  6. Removing the tsuka (and tsuba) of a Type 95 versus removing the tsuka (and tsuba) from other types of gunto (97's, 98's, and RS/Type 3's) is not the same. The general rule is to not remove the tsukas from Type 95's (as you have stated, as well as many others here, including Bruce) because 1. Nothing to see of any value on the nakago, and 2. May cause the tsuka to loosen and to not fit as snugly. Regarding the other types of gunto, don't be afraid to remove tsukas as needed. The nakago may provide important information as to the age of the blade, the swordsmith, the date in which the sword was made, etc. And, you may need to remove the tsuka to add seppas, replace other fittings, facilitate repair work/restoration projects, etc. And, as to what the crazy Monkey does with his swords, that's anyone's guess. He attacks just about any edged weapon he gets his hands on.
  7. I believe those are Cherry Blossoms, not Chrysanthemums, you're referring to.
  8. Good point Durrell! However, not all Type 97's were made of stainless steel. In fact, most of my Kai Guntos (mostly arsenal blades) do not pass the magnet test - they are not stainless steel. I've heard that many Kai Guntos were not composed of stainless steel, so perhaps those would hold up better when actually used in combat.
  9. Thanks Stephen! A few months ago, I removed a sarute from one of my RS/Type 3's because I thought that it might be fake or mistakenly placed on this type of sword. Now I know better (may re-install the sarute). The sarute is similar to the one pictured in your photo. From the discussion here, it appears that tassels were commonly found on RS/Type 3's, and that they were threaded through the hole on the kabutogane or through a plain metal ring sarute.
  10. Type 97's were carried by officers of the Special Naval Landing Forces and these forces were involved in plenty of combat. Therefore, Kai Guntos were combat-tested in many land actions, as well.

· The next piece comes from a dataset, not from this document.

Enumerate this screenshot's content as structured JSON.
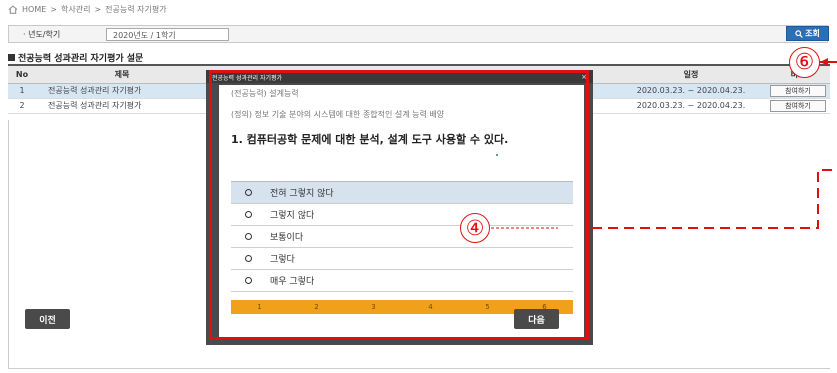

  11. My thoughts exactly. I have four Type 95's, currently - one 1st version (brass tsuba) in great shape, two 2nd versions (first variation - top latch style) - one in excellent condition, the other is average, and one 3rd version "Pineapple sword" in good condition. I sold a 1st version model to a fellow NMB member a couple months ago. I am debating whether or not to sell one of my 2nd version models - the one that's in average condition. The blade and fittings are solid, but tsuka has much of the paint worn off. I would use the proceeds toward the purchase of another Type 97 Kai Gunto, since that is the type I'm enjoying most, currently.
  12. This Type 95 NCO sword, albeit in great shape and with matching numbers, sold on eBay today for $2716.00 USD. Is this a new high for the sale of Type 95's? I am astonished at how high the bidding went for this one!
  13. I would like some opinions on this pair of apparently matched Type 97 seppas. Are they of the higher quality type? How have they aged? Do they resemble their original color/patina, or has much of this worn away?
×
×
  • Create New...